In his third novel, “Second Person Singular,” Sayed Kashua continues to explore the contradictions of Israeli-Arab identity that he has brought to the fore as a novelist and journalist, and as the force behind the biting Israeli sitcom “Arab Labor.”
Writing in Hebrew, Kashua presents Israel with a mirror that inverts the dominant story of Jewish marginalization. Here it is Arabs who carry the burden of alienation that is so familiar from Jewish existence in the diaspora.
The novel focuses on an Arab from the Galilee who is now a successful attorney in West Jerusalem. He feels his position to be precarious, and he fights his insecurities by disassociating from his village background and attaching himself to status symbols such as fine wines, sushi and fancy cars.
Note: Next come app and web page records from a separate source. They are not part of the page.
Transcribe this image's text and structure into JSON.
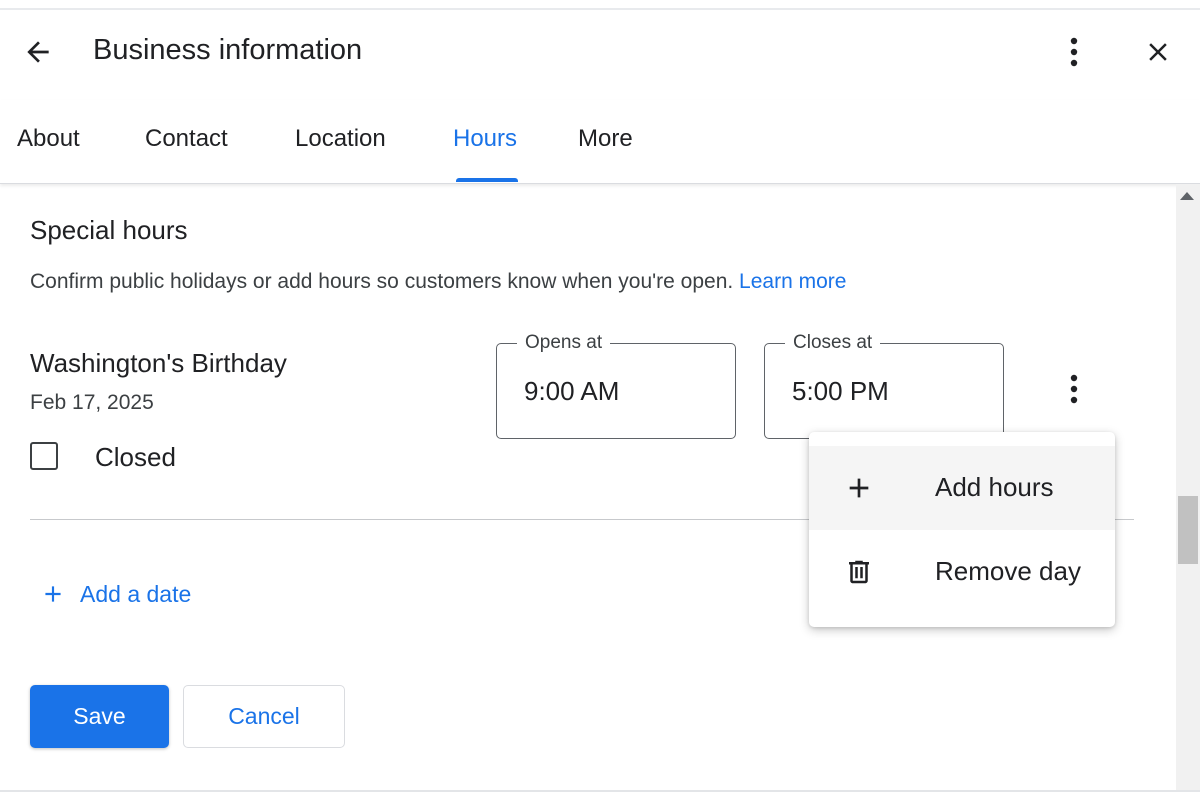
{
  "header": {
    "title": "Business information",
    "back_icon": "arrow-back-icon",
    "more_icon": "more-vert-icon",
    "close_icon": "close-icon"
  },
  "tabs": [
    {
      "label": "About",
      "active": false
    },
    {
      "label": "Contact",
      "active": false
    },
    {
      "label": "Location",
      "active": false
    },
    {
      "label": "Hours",
      "active": true
    },
    {
      "label": "More",
      "active": false
    }
  ],
  "special_hours": {
    "title": "Special hours",
    "description": "Confirm public holidays or add hours so customers know when you're open.",
    "learn_more": "Learn more"
  },
  "day": {
    "name": "Washington's Birthday",
    "date": "Feb 17, 2025",
    "closed_label": "Closed",
    "closed_checked": false,
    "opens_label": "Opens at",
    "opens_value": "9:00 AM",
    "closes_label": "Closes at",
    "closes_value": "5:00 PM"
  },
  "add_date": {
    "label": "Add a date",
    "icon": "plus-icon"
  },
  "actions": {
    "save": "Save",
    "cancel": "Cancel"
  },
  "menu": {
    "items": [
      {
        "label": "Add hours",
        "icon": "plus-icon"
      },
      {
        "label": "Remove day",
        "icon": "trash-icon"
      }
    ]
  },
  "colors": {
    "accent": "#1a73e8",
    "text": "#202124",
    "secondary_text": "#3c4043",
    "border": "#5f6368"
  }
}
However, these preoccupations evaporate when he comes to suspect that his wife is having an affair, and he becomes set on discovery and revenge.
The novel then shifts to a separate narrative, told in the voice of an Arab from a background similar to the lawyer’s, but with little of his success. He has been working as a caregiver to a young Jew whose failed attempt at suicide has left him in a vegetative state. With the blessing of the patient’s mother, he takes on the young man’s identity and enrolls in art school, where, having shed his Arab identity, he reinvents himself.
The tension in the novel is in preparing for the point where the two protagonists will inevitably meet. Along that road, it seems as if every aspect of their lives bears ambivalence about nationality, religion, class, geography, relationships or tradition, with neither character ever knowing who he is.
Howard Freedman is the director of the BJE Jewish Community Library in San Francisco. All of the books mentioned in this column may be borrowed from the library.